The recent elections were not simply a matter of a single day of going to the polls. The very profound impact of that event will have repercussions, most of them overwhelmingly positive, for years to come. I think we were all taken aback by images of the lines of voters risking their very lives to turn in their ballots. For me, one of the most moving was seeing an elderly woman being taken by her granddaughter to the polls by wheelbarrow. Though a culture of democracy has never truly existed in Iraq, even before the Ba’athists, the desire for such is in fact there, waiting to burst forth. Indeed, a national culture based on democratic ideals and respect for the individual will take time to take deep root, but the hope for this is greater now, in light of these elections, than ever before. This election clearly gave vent to the long suppressed Shi’ite majority, and the aspirations of the Kurds for even greater autonomy (granted, with the desire for independence always there)– though yes, Sunnis overwhelmingly sat out, for several reasons. But given the recent call by many within the Sunni Arab clerical establishment for their flock to join the political process and the security establishment, the insurgency is being undercut, and one can remain hopeful that Arab Sunnis will one day soon stand on line at voting stations in future local and national elections, joining their Kurdish (who are mostly Sunni as well, one must note) and Shi’ite brethren, even if merely to stake their political claim. As we all know, our own recent election was a bitterly fought won, which revealed the divisions on many issues among Americans. I myself saw the same political debates play out among my own unit. But regardless of how we might feel about the War in Iraq, the reasons behind it, the mistakes made, etc., we must stand united in ensuring the experiment in democracy Iraq does not fail. To use the old cliche: failure is not an option.

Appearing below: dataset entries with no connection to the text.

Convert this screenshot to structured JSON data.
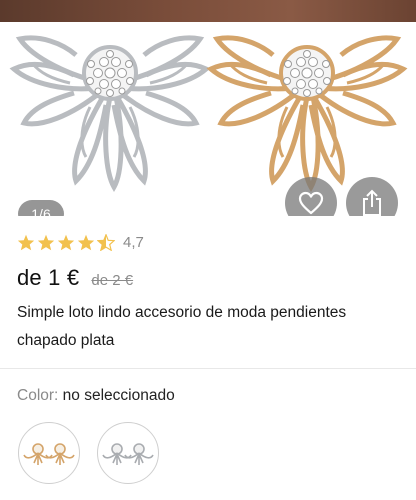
{
  "gallery": {
    "counter": "1/6",
    "wish_icon": "heart-outline-icon",
    "share_icon": "share-icon"
  },
  "product": {
    "rating_value": "4,7",
    "stars": 4.5,
    "price": "de 1 €",
    "old_price": "de 2 €",
    "title": "Simple loto lindo accesorio de moda pendientes chapado plata"
  },
  "options": {
    "color_label": "Color:",
    "color_value": "no seleccionado"
  },
  "colors": {
    "star": "#f2c14e",
    "silver": "#b9bcc0",
    "gold": "#d4a46a"
  }
}
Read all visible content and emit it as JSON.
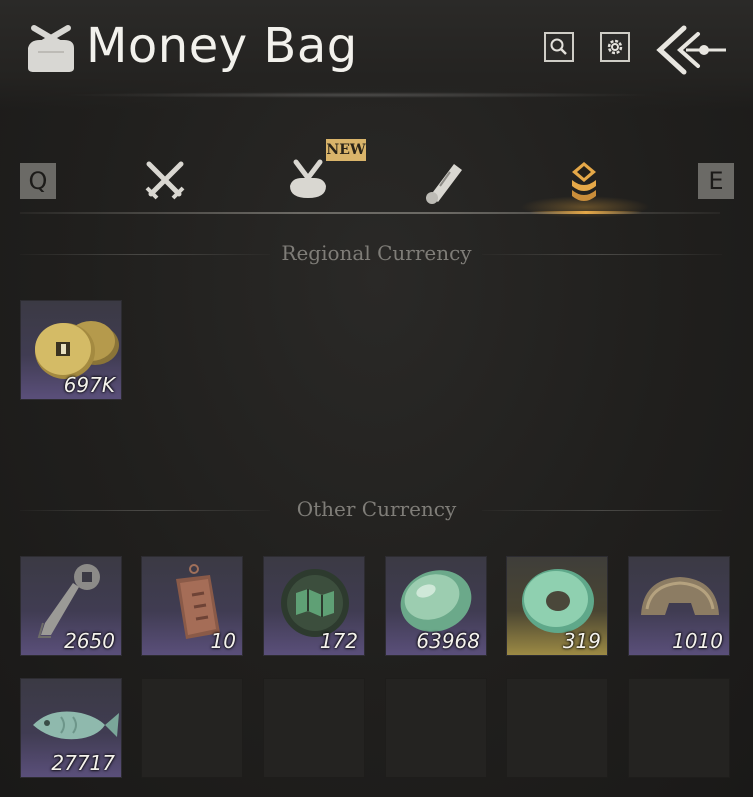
{
  "header": {
    "title": "Money Bag",
    "bag_icon": "money-bag-icon",
    "search_icon": "search-icon",
    "settings_icon": "gear-icon",
    "back_icon": "back-arrow-icon"
  },
  "tabs": {
    "prev_key": "Q",
    "next_key": "E",
    "items": [
      {
        "name": "weapons",
        "icon": "crossed-swords-icon"
      },
      {
        "name": "bag",
        "icon": "cloth-bag-icon",
        "badge": "NEW"
      },
      {
        "name": "scrolls",
        "icon": "scroll-icon"
      },
      {
        "name": "currency",
        "icon": "coin-stack-icon",
        "active": true
      }
    ],
    "accent_color": "#e5a848"
  },
  "sections": {
    "regional": {
      "title": "Regional Currency",
      "items": [
        {
          "name": "coins",
          "icon": "gold-coins-icon",
          "quantity": "697K"
        }
      ]
    },
    "other": {
      "title": "Other Currency",
      "items": [
        {
          "name": "coin-key",
          "icon": "coin-key-icon",
          "quantity": "2650"
        },
        {
          "name": "bronze-tablet",
          "icon": "bronze-tablet-icon",
          "quantity": "10"
        },
        {
          "name": "map-token",
          "icon": "map-token-icon",
          "quantity": "172"
        },
        {
          "name": "jade-stone",
          "icon": "jade-stone-icon",
          "quantity": "63968"
        },
        {
          "name": "jade-ring",
          "icon": "jade-ring-icon",
          "quantity": "319",
          "rarity": "gold"
        },
        {
          "name": "bronze-half-coin",
          "icon": "bronze-half-coin-icon",
          "quantity": "1010"
        },
        {
          "name": "jade-fish",
          "icon": "jade-fish-icon",
          "quantity": "27717"
        }
      ]
    }
  }
}
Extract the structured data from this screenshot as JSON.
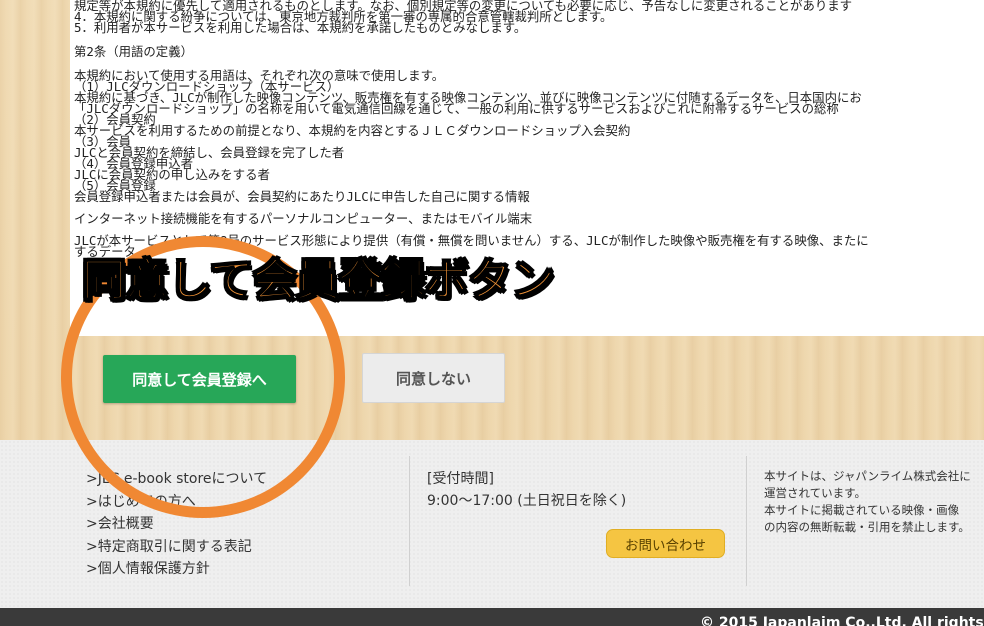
{
  "terms": {
    "lines": [
      "規定等が本規約に優先して適用されるものとします。なお、個別規定等の変更についても必要に応じ、予告なしに変更されることがあります",
      "4．本規約に関する紛争については、東京地方裁判所を第一審の専属的合意管轄裁判所とします。",
      "5．利用者が本サービスを利用した場合は、本規約を承諾したものとみなします。",
      "",
      "第2条（用語の定義）",
      "",
      "本規約において使用する用語は、それぞれ次の意味で使用します。",
      "（1）JLCダウンロードショップ（本サービス）",
      "本規約に基づき、JLCが制作した映像コンテンツ、販売権を有する映像コンテンツ、並びに映像コンテンツに付随するデータを、日本国内にお",
      "「JLCダウンロードショップ」の名称を用いて電気通信回線を通じて、一般の利用に供するサービスおよびこれに附帯するサービスの総称",
      "（2）会員契約",
      "本サービスを利用するための前提となり、本規約を内容とするＪＬＣダウンロードショップ入会契約",
      "（3）会員",
      "JLCと会員契約を締結し、会員登録を完了した者",
      "（4）会員登録申込者",
      "JLCに会員契約の申し込みをする者",
      "（5）会員登録",
      "会員登録申込者または会員が、会員契約にあたりJLCに申告した自己に関する情報",
      "",
      "インターネット接続機能を有するパーソナルコンピューター、またはモバイル端末",
      "",
      "JLCが本サービスとして第8号のサービス形態により提供（有償・無償を問いません）する、JLCが制作した映像や販売権を有する映像、またに",
      "するデータ"
    ]
  },
  "buttons": {
    "agree": "同意して会員登録へ",
    "disagree": "同意しない"
  },
  "annotation": {
    "label": "同意して会員登録ボタン",
    "color": "#f08833"
  },
  "footer": {
    "links": [
      ">JLC e-book storeについて",
      ">はじめての方へ",
      ">会社概要",
      ">特定商取引に関する表記",
      ">個人情報保護方針"
    ],
    "hours_title": "[受付時間]",
    "hours_value": "9:00～17:00 (土日祝日を除く)",
    "contact_button": "お問い合わせ",
    "notice_lines": [
      "本サイトは、ジャパンライム株式会社に",
      "運営されています。",
      "本サイトに掲載されている映像・画像",
      "の内容の無断転載・引用を禁止します。"
    ]
  },
  "copyright": "© 2015 Japanlaim Co.,Ltd. All rights",
  "colors": {
    "agree_button": "#27a758",
    "disagree_button": "#ececec",
    "contact_button": "#f5c542",
    "annotation": "#f08833",
    "copybar": "#3a3a3a"
  }
}
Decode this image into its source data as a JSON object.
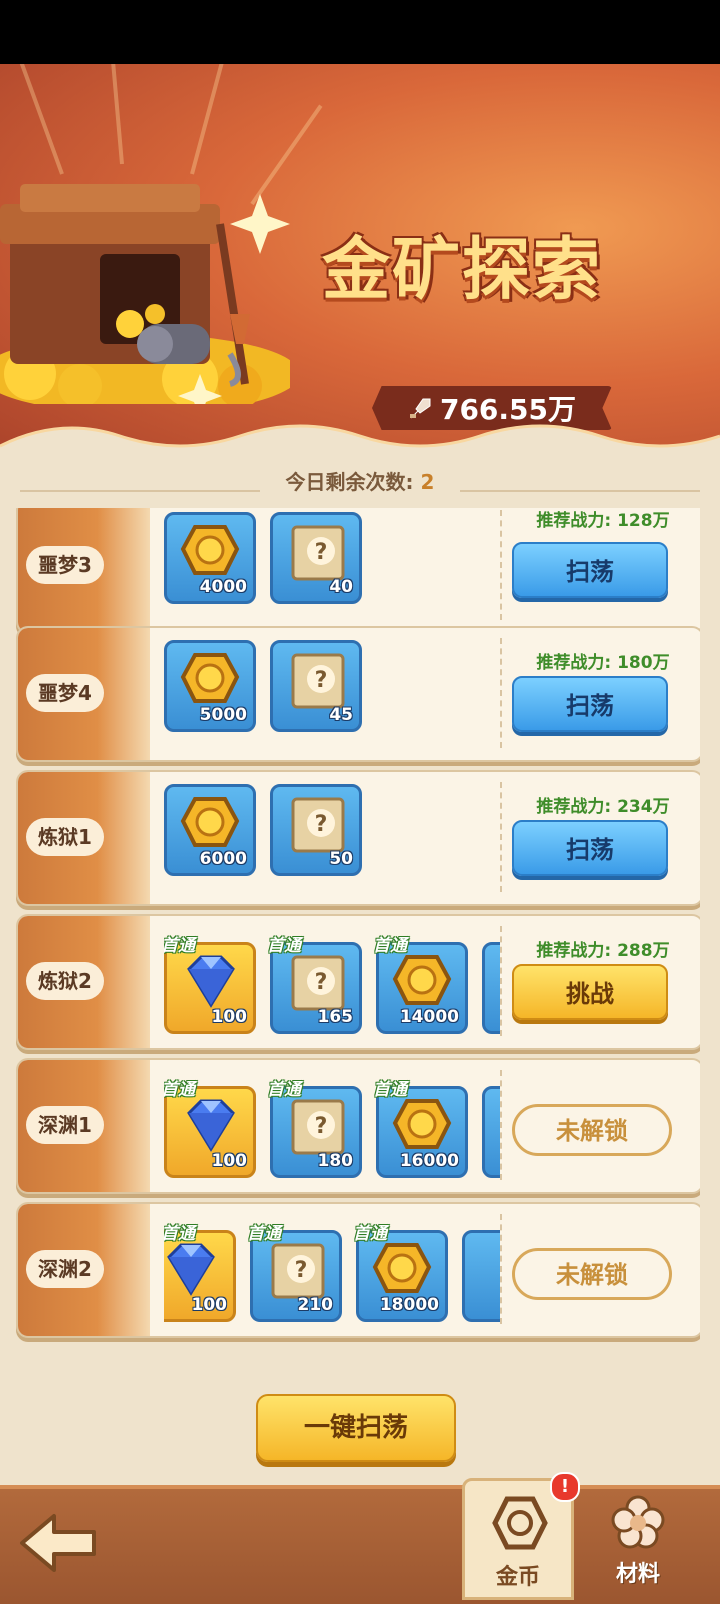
{
  "banner": {
    "title": "金矿探索",
    "power": "766.55万"
  },
  "remaining": {
    "label": "今日剩余次数: ",
    "count": "2"
  },
  "rows": [
    {
      "name": "噩梦3",
      "rewards": [
        {
          "type": "gold-coin",
          "qty": "4000",
          "first_clear": false
        },
        {
          "type": "mystery-scroll",
          "qty": "40",
          "first_clear": false
        }
      ],
      "recommended": "推荐战力: 128万",
      "action": "扫荡",
      "action_type": "sweep"
    },
    {
      "name": "噩梦4",
      "rewards": [
        {
          "type": "gold-coin",
          "qty": "5000",
          "first_clear": false
        },
        {
          "type": "mystery-scroll",
          "qty": "45",
          "first_clear": false
        }
      ],
      "recommended": "推荐战力: 180万",
      "action": "扫荡",
      "action_type": "sweep"
    },
    {
      "name": "炼狱1",
      "rewards": [
        {
          "type": "gold-coin",
          "qty": "6000",
          "first_clear": false
        },
        {
          "type": "mystery-scroll",
          "qty": "50",
          "first_clear": false
        }
      ],
      "recommended": "推荐战力: 234万",
      "action": "扫荡",
      "action_type": "sweep"
    },
    {
      "name": "炼狱2",
      "rewards": [
        {
          "type": "diamond",
          "qty": "100",
          "first_clear": true
        },
        {
          "type": "mystery-scroll",
          "qty": "165",
          "first_clear": true
        },
        {
          "type": "gold-coin",
          "qty": "14000",
          "first_clear": true
        }
      ],
      "recommended": "推荐战力: 288万",
      "action": "挑战",
      "action_type": "challenge"
    },
    {
      "name": "深渊1",
      "rewards": [
        {
          "type": "diamond",
          "qty": "100",
          "first_clear": true
        },
        {
          "type": "mystery-scroll",
          "qty": "180",
          "first_clear": true
        },
        {
          "type": "gold-coin",
          "qty": "16000",
          "first_clear": true
        }
      ],
      "recommended": "",
      "action": "未解锁",
      "action_type": "locked"
    },
    {
      "name": "深渊2",
      "rewards": [
        {
          "type": "diamond",
          "qty": "100",
          "first_clear": true
        },
        {
          "type": "mystery-scroll",
          "qty": "210",
          "first_clear": true
        },
        {
          "type": "gold-coin",
          "qty": "18000",
          "first_clear": true
        }
      ],
      "recommended": "",
      "action": "未解锁",
      "action_type": "locked"
    }
  ],
  "first_clear_label": "首通",
  "one_key_sweep": "一键扫荡",
  "tabs": {
    "gold": "金币",
    "materials": "材料",
    "badge": "!"
  },
  "colors": {
    "sweep_button": "#3a9be8",
    "challenge_button": "#f5b628",
    "recommended_text": "#3f8d2a"
  }
}
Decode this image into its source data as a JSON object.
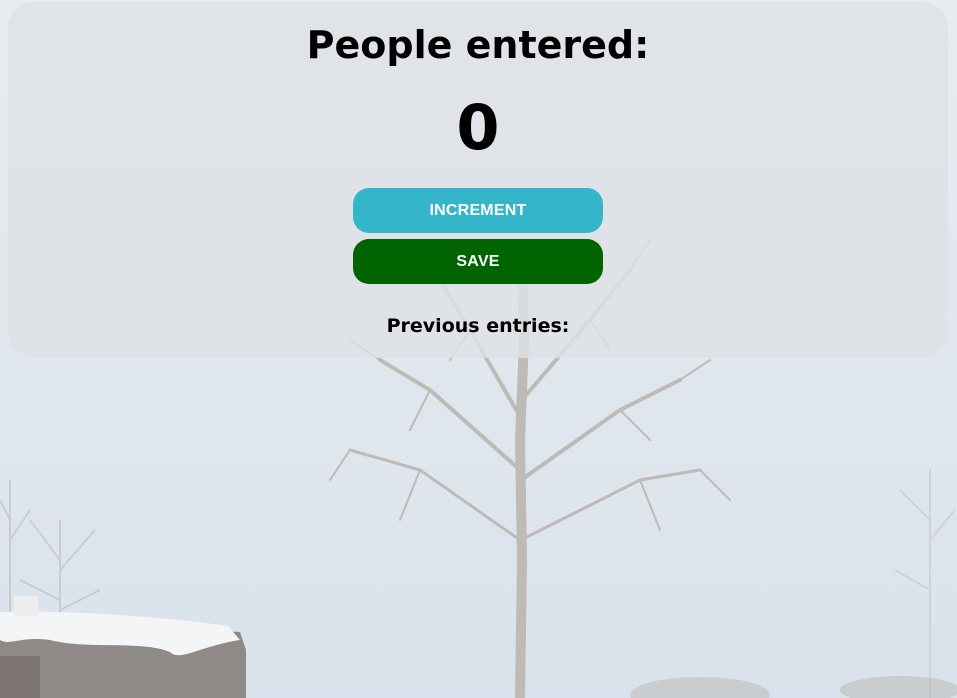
{
  "counter": {
    "title": "People entered:",
    "value": "0"
  },
  "actions": {
    "increment_label": "INCREMENT",
    "save_label": "SAVE"
  },
  "history": {
    "label": "Previous entries:",
    "entries": []
  },
  "colors": {
    "increment_button": "#35b5c9",
    "save_button": "#006400",
    "panel": "#dee2e5",
    "text": "#000000"
  }
}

Additionally, the allusion to the recently named Prime Minister is off on many points. Ibrahim Ja’afari, is neither a Sunni nor has he been associated in any fashion with “killing other Iraqis.” Mr. Ja’afari, brought to power by the parliamentary coalition of Kurds and Shi’a, is a member of Iraq’s Shi’a Islamist Da’awa Party, which fled abroad after it’s failed insurrection against Saddam Husayn’s regime in the 1970s. As part of the Iraqi expatriate opposition he did return with the INC and others to help build a new Iraq. Unlike some, such as his own one-time protégé Iyad ‘Allawi, Ja’afari has revealed himself to be an independent political figure, neither held back by American interests nor those of his own party. Across Iraqi society he is widely regarded as a hero and a patriot, and in light of opinion polls over the past year, he has been cited as Iraq’s post popular politician, trailing only Shi’a leader Ayatollah As-Sistani. In his great efforts to unite all Iraqis across all sectarian and ethnic lines, he is possibly our and Iraq’s best hope for a leader for the country.

As one who was not able to attend this recent seminar, I am not able to fully comment on what was presented. I can only ask Dr. Erfani, my fellow Villanovans and all Americans to put our disagreements and bitterness behind us, and move forward to support the American effort in Iraq.

Sincerely, SGT David de Hosson, US Army A & S ’98